● **Assigned task**: For the string "true", report how many lines in the records below contain it, and nothing more.

(Stored entries)
::::
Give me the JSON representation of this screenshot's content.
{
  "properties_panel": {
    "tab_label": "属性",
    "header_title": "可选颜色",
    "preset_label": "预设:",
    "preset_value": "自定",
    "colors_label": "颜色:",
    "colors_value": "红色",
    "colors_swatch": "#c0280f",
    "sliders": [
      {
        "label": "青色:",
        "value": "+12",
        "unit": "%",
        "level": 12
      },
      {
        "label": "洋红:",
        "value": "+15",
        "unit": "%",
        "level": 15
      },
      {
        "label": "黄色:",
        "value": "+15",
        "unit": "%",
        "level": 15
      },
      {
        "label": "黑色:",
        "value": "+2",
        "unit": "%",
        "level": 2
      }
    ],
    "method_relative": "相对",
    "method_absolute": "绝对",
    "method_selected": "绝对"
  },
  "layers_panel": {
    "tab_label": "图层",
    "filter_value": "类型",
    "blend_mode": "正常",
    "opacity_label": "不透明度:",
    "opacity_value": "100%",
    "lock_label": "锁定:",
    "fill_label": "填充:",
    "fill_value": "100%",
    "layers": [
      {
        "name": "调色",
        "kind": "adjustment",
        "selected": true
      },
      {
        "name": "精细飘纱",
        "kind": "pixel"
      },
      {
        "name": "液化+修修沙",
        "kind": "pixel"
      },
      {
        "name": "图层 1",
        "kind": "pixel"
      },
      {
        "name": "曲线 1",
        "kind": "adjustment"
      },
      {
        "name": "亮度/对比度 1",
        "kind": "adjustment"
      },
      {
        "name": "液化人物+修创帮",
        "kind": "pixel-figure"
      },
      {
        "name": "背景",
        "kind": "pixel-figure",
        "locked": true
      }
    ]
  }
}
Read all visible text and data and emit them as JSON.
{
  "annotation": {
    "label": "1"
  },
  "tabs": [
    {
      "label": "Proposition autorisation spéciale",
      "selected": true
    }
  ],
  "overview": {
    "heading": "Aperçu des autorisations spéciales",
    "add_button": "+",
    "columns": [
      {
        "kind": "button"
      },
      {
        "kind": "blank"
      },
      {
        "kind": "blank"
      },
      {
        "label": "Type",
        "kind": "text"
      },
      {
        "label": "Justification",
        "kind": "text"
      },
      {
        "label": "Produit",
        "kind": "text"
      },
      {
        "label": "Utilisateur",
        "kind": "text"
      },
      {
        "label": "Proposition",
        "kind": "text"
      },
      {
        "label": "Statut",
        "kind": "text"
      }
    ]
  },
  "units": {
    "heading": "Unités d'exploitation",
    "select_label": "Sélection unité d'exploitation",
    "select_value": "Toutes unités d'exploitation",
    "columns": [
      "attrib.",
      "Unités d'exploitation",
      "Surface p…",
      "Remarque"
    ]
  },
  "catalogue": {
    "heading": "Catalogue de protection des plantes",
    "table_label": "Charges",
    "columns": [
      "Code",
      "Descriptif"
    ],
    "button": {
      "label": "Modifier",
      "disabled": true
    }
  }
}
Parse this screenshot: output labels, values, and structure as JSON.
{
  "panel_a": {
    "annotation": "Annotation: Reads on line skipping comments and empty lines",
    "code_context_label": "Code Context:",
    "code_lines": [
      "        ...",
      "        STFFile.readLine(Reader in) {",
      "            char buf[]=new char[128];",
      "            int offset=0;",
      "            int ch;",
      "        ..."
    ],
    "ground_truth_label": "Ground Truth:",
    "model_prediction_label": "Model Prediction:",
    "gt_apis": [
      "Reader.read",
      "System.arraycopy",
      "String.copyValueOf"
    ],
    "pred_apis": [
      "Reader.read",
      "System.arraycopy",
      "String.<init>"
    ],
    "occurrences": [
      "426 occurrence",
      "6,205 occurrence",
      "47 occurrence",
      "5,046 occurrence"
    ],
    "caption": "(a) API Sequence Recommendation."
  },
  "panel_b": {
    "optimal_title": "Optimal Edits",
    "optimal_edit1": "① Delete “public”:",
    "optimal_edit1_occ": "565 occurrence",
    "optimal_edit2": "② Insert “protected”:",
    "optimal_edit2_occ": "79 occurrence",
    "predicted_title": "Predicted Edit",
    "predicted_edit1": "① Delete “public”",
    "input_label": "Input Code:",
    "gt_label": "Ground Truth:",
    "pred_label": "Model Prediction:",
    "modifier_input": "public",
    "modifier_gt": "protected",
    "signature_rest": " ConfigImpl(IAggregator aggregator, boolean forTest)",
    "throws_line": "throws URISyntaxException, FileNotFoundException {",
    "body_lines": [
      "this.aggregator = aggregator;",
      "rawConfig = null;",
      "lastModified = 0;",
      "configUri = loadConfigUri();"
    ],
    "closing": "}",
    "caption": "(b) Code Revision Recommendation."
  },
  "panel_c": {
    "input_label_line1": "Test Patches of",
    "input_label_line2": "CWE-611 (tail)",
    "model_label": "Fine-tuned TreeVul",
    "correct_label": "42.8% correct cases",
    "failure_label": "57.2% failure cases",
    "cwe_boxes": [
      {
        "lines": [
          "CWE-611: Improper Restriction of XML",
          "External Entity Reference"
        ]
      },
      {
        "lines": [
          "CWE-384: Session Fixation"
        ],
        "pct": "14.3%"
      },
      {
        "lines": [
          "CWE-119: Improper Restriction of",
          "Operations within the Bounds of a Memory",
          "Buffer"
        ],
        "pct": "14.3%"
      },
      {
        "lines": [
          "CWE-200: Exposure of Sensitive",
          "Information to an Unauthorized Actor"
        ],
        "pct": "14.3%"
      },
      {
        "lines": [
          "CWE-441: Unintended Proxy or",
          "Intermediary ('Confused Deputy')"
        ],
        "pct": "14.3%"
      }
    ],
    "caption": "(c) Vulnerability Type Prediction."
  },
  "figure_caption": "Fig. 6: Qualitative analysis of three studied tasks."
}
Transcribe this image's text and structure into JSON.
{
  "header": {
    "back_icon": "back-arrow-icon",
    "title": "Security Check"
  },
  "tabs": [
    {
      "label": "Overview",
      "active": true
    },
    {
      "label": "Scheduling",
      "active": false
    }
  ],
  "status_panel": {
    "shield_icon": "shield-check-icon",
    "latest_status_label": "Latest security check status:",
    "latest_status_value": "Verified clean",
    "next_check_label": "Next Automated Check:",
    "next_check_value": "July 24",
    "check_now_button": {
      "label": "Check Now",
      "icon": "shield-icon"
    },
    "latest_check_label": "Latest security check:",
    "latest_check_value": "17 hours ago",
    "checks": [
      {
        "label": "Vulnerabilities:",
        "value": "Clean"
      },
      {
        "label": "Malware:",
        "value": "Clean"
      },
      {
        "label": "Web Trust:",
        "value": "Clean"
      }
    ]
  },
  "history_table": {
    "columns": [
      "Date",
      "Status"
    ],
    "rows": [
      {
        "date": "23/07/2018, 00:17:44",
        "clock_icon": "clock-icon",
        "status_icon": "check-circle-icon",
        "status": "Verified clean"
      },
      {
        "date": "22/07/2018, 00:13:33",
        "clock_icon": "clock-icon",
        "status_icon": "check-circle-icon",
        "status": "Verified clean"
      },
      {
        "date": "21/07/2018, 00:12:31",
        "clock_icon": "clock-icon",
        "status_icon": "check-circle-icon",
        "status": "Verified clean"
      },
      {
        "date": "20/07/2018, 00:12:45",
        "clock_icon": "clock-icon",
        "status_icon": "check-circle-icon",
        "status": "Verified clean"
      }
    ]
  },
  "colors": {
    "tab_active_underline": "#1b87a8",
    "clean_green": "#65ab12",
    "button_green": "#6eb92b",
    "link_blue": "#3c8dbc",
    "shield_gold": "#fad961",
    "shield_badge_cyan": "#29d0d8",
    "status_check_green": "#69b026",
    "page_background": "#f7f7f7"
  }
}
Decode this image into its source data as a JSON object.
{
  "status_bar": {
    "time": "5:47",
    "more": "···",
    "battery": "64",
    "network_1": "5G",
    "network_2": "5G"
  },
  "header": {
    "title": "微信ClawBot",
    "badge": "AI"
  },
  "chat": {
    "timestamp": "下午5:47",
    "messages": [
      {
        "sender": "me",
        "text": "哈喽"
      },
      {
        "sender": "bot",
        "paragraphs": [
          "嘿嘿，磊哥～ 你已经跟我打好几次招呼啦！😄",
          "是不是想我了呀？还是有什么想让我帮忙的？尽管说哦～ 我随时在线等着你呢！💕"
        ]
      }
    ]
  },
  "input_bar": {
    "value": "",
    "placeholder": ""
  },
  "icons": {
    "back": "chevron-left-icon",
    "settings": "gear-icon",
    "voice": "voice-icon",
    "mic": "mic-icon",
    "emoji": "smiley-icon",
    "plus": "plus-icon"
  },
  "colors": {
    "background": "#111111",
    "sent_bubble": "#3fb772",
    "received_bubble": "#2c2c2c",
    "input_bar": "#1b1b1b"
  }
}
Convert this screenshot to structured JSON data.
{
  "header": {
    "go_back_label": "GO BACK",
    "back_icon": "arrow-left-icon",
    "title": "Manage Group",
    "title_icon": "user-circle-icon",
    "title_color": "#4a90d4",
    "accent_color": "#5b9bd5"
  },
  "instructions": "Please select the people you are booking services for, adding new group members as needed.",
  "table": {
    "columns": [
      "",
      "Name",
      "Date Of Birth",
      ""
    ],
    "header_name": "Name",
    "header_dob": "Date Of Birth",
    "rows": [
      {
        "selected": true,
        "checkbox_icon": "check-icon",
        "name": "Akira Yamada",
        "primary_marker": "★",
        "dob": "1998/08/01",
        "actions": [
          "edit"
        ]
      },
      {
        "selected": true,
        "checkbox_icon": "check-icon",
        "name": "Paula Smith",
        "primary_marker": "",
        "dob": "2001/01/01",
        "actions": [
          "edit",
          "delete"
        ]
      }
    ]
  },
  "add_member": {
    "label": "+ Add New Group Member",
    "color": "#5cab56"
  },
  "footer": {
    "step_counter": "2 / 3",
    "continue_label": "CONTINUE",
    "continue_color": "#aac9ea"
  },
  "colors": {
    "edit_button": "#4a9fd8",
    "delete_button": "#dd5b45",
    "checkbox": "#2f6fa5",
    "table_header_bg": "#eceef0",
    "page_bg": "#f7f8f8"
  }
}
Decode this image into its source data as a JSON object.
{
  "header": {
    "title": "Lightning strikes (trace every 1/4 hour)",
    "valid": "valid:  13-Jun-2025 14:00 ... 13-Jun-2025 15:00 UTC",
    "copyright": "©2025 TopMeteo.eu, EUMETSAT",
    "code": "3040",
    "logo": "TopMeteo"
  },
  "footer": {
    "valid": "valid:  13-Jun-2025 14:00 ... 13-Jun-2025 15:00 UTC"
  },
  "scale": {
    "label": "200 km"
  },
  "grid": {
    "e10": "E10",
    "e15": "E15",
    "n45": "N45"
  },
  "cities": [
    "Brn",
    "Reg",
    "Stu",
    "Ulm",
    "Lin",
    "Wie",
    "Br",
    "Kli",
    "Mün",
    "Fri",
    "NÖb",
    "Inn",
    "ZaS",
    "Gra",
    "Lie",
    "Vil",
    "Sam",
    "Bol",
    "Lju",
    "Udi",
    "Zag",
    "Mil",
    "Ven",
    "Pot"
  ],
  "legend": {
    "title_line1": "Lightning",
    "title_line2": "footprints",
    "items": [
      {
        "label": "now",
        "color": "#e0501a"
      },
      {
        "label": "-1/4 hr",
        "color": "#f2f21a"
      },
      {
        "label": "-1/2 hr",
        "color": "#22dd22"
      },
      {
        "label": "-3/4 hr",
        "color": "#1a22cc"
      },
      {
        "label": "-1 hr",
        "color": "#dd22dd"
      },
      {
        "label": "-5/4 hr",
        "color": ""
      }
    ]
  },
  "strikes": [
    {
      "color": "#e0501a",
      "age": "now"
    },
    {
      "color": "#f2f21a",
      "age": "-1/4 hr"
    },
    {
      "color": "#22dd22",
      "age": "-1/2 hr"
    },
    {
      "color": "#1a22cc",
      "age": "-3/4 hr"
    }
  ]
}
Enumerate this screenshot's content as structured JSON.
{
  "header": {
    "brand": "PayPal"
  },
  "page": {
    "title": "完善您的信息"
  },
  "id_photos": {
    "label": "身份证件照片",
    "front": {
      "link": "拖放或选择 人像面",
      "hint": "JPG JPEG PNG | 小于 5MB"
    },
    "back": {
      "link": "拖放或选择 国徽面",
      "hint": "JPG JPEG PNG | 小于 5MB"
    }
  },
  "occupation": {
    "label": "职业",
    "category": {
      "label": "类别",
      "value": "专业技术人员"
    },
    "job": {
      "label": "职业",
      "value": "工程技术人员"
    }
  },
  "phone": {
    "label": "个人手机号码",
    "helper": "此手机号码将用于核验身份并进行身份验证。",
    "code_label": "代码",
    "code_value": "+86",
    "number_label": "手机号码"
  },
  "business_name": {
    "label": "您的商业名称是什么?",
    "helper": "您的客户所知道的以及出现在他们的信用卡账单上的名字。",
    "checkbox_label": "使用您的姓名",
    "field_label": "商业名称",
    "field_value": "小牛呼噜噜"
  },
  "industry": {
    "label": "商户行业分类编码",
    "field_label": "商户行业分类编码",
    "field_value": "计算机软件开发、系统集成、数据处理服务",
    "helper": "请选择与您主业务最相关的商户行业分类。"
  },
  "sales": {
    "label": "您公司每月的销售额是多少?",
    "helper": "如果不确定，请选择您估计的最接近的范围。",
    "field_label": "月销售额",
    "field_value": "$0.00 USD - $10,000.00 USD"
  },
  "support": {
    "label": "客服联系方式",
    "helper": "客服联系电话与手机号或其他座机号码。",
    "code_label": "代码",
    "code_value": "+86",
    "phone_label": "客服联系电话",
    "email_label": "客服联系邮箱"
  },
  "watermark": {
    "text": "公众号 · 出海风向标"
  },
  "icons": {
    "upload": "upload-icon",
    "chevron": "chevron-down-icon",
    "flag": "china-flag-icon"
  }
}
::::
● **The completed task**: 7